--- Assigned task ---
Reproduce, without alteration, every line of the data; exclude the images.

--- Information supplied ---

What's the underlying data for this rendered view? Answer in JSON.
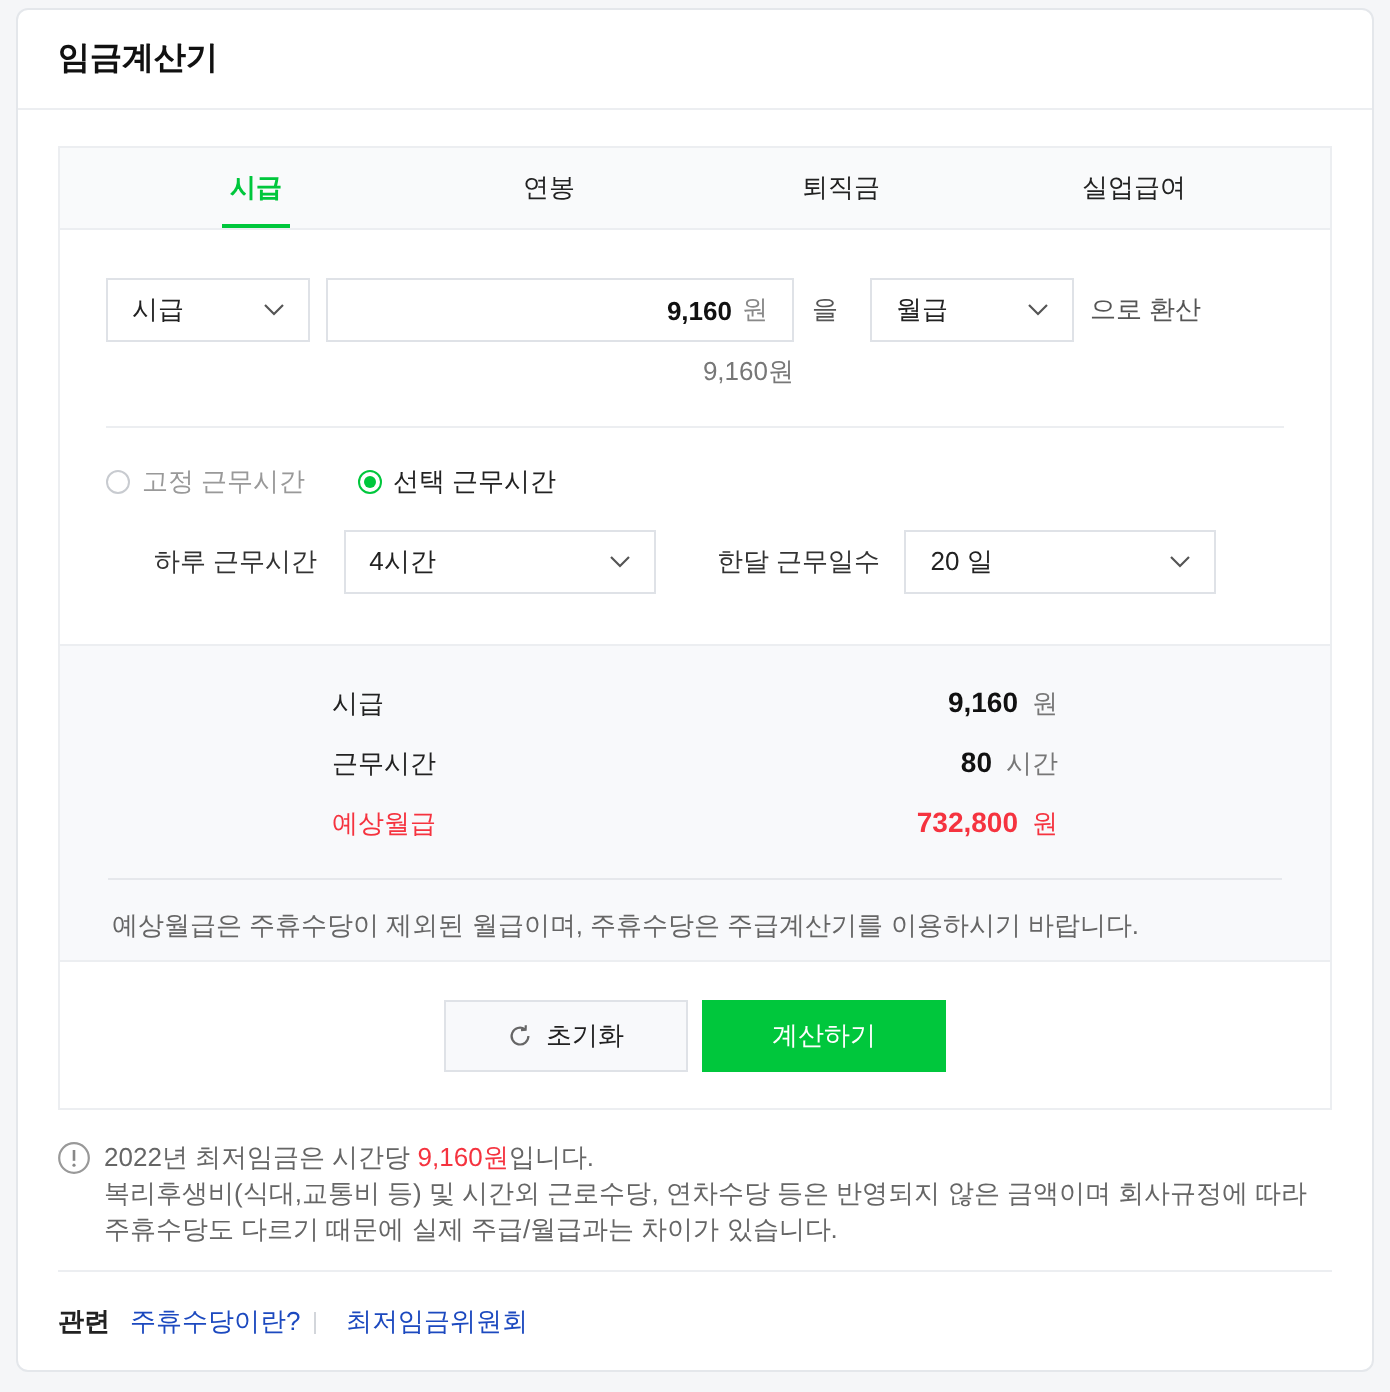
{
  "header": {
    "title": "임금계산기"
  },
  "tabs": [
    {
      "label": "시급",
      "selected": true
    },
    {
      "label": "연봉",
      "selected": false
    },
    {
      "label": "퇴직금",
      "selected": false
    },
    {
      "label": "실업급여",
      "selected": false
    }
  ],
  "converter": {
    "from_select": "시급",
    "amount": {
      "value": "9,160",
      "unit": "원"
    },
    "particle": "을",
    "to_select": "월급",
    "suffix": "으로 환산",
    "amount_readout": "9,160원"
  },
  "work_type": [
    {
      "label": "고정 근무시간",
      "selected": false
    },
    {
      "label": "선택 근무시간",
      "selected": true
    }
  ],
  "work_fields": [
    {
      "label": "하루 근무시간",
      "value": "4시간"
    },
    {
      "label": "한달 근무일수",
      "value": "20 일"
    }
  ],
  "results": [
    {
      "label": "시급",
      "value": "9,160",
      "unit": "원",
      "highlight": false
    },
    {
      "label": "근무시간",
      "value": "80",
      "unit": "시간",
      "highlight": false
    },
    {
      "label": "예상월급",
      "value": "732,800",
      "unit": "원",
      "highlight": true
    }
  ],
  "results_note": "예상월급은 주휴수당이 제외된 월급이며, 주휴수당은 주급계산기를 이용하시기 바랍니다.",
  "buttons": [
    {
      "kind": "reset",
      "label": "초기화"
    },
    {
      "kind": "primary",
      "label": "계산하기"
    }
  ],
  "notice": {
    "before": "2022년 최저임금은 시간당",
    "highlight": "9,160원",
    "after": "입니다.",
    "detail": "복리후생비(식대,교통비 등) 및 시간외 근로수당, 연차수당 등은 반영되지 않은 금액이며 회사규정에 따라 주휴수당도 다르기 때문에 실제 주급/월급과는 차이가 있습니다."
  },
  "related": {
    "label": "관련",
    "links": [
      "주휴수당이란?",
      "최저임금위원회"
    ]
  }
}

--- Reply to the exercise ---
What's the underlying data for this rendered view? Answer in JSON.
{
  "header": {
    "title": "임금계산기"
  },
  "tabs": [
    {
      "label": "시급",
      "selected": true
    },
    {
      "label": "연봉",
      "selected": false
    },
    {
      "label": "퇴직금",
      "selected": false
    },
    {
      "label": "실업급여",
      "selected": false
    }
  ],
  "converter": {
    "from_select": "시급",
    "amount": {
      "value": "9,160",
      "unit": "원"
    },
    "particle": "을",
    "to_select": "월급",
    "suffix": "으로 환산",
    "amount_readout": "9,160원"
  },
  "work_type": [
    {
      "label": "고정 근무시간",
      "selected": false
    },
    {
      "label": "선택 근무시간",
      "selected": true
    }
  ],
  "work_fields": [
    {
      "label": "하루 근무시간",
      "value": "4시간"
    },
    {
      "label": "한달 근무일수",
      "value": "20 일"
    }
  ],
  "results": [
    {
      "label": "시급",
      "value": "9,160",
      "unit": "원",
      "highlight": false
    },
    {
      "label": "근무시간",
      "value": "80",
      "unit": "시간",
      "highlight": false
    },
    {
      "label": "예상월급",
      "value": "732,800",
      "unit": "원",
      "highlight": true
    }
  ],
  "results_note": "예상월급은 주휴수당이 제외된 월급이며, 주휴수당은 주급계산기를 이용하시기 바랍니다.",
  "buttons": [
    {
      "kind": "reset",
      "label": "초기화"
    },
    {
      "kind": "primary",
      "label": "계산하기"
    }
  ],
  "notice": {
    "before": "2022년 최저임금은 시간당",
    "highlight": "9,160원",
    "after": "입니다.",
    "detail": "복리후생비(식대,교통비 등) 및 시간외 근로수당, 연차수당 등은 반영되지 않은 금액이며 회사규정에 따라 주휴수당도 다르기 때문에 실제 주급/월급과는 차이가 있습니다."
  },
  "related": {
    "label": "관련",
    "links": [
      "주휴수당이란?",
      "최저임금위원회"
    ]
  }
}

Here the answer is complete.